Thursday, August 28, 2008

Cheapskate's Adult Daughter Moves Back Home: WSJ

The Wall Street Journal has a relatively new feature called Cheapskate by Neal Templin. This week the Cheapskate writes about the thrifty lessons his daughter learned during college and after graduation.

Frugal College Years

Mariana --the daughter -- traveled a frugal path through college. (Tuition was covered by a partial scholarship and parental contributions.) Here's how she did it:

  • Cut her own hair
  • Purchased second-hand clothes
  • Shopped for groceries at a store that offered huge price cuts
  • Worked two part-time jobs to pay for living expenses

Post-College Return Home

After graduating from college, Mariana found a position with a New York publisher. Good luck! When I found my first publishing job in NYC, I silently wondered if the job came with food stamps and an application for Section 8 housing. The salary was about $15,000 and I had to work at night as a waitress to pay the rent on an apartment I shared with two girls.

Mr. Cheapskate has an accurate grip of the situation:

If she lives in New York, I suspect her paycheck will be gobbled up by rent, groceries and the like," Templin writes.

Faced with that reality, Mariana will move in with her parents. Her father --the Cheapskate -- doesn't plan to charge rent. He's grateful to have her home.

It's a great read with frugal nuggets.

Here are links to a few of his columns:

We Managed to Sell Our Home And Keep Our Marriage Intact

The High Cost of a Bargain Meal


Here's how to buy my new book:

@ Barnes & Noble
@ Borders

1 comment:

Pearl said...

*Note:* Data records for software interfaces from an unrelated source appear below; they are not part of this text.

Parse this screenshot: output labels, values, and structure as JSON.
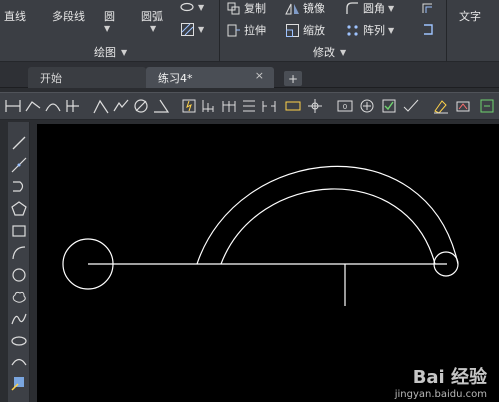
{
  "ribbon": {
    "draw_panel": {
      "title": "绘图",
      "tools": {
        "line": "直线",
        "polyline": "多段线",
        "circle": "圆",
        "arc": "圆弧"
      }
    },
    "modify_panel": {
      "title": "修改",
      "tools": {
        "copy": "复制",
        "mirror": "镜像",
        "fillet": "圆角",
        "stretch": "拉伸",
        "scale": "缩放",
        "array": "阵列"
      }
    },
    "text_panel": {
      "text": "文字"
    }
  },
  "tabs": [
    {
      "label": "开始",
      "active": false
    },
    {
      "label": "练习4*",
      "active": true,
      "close": "×"
    }
  ],
  "new_tab": "+",
  "watermark": {
    "brand": "Bai 经验",
    "url": "jingyan.baidu.com"
  },
  "colors": {
    "canvas": "#000000",
    "geometry": "#ffffff",
    "ribbon": "#3b3e44"
  }
}
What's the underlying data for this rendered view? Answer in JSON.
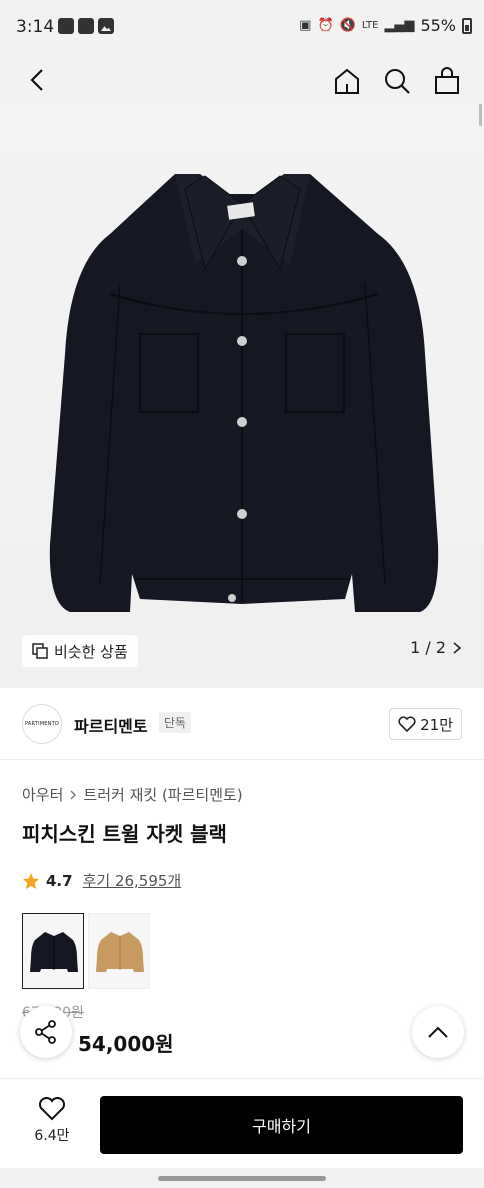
{
  "status_bar": {
    "time": "3:14",
    "network": "LTE",
    "battery": "55%"
  },
  "nav": {
    "back_icon": "chevron-left-icon",
    "icons": [
      "home-icon",
      "search-icon",
      "bag-icon"
    ]
  },
  "gallery": {
    "similar_label": "비슷한 상품",
    "pager": "1 / 2"
  },
  "brand": {
    "logo_text": "PARTIMENTO",
    "name": "파르티멘토",
    "badge": "단독",
    "likes": "21만"
  },
  "product": {
    "breadcrumb_1": "아우터",
    "breadcrumb_2": "트러커 재킷 (파르티멘토)",
    "title": "피치스킨 트윌 자켓 블랙",
    "rating": "4.7",
    "reviews": "후기 26,595개",
    "thumbnails": [
      "black",
      "tan"
    ],
    "original_price": "67,500원",
    "sale_price": "54,000원"
  },
  "bottom": {
    "wish_count": "6.4만",
    "buy_label": "구매하기"
  },
  "colors": {
    "accent": "#000000",
    "discount": "#e5372c",
    "star": "#f5a623"
  }
}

I also started in publishing--$9K and "overtime" pay--which was eliminated the second year when my salary "shot up" to $11K. How did I do it? Parents who helped, sharing a one-bedroom apartment with another girl (also earning nothing), figuring out how to go to museums and other events free, getting to know people in my business (lots of free parties, free books, and if one got to know music publicists, free music), second-hand clothes and careful maintenance (I could and did sew my own blouses and suits), and cooking at home. When I finally got a real salary, it was like a miracle! Then I quit and went to grad school: back to bargain time! Good training for everything, frankly, although I have always carried a little extra debt (like a little extra weight).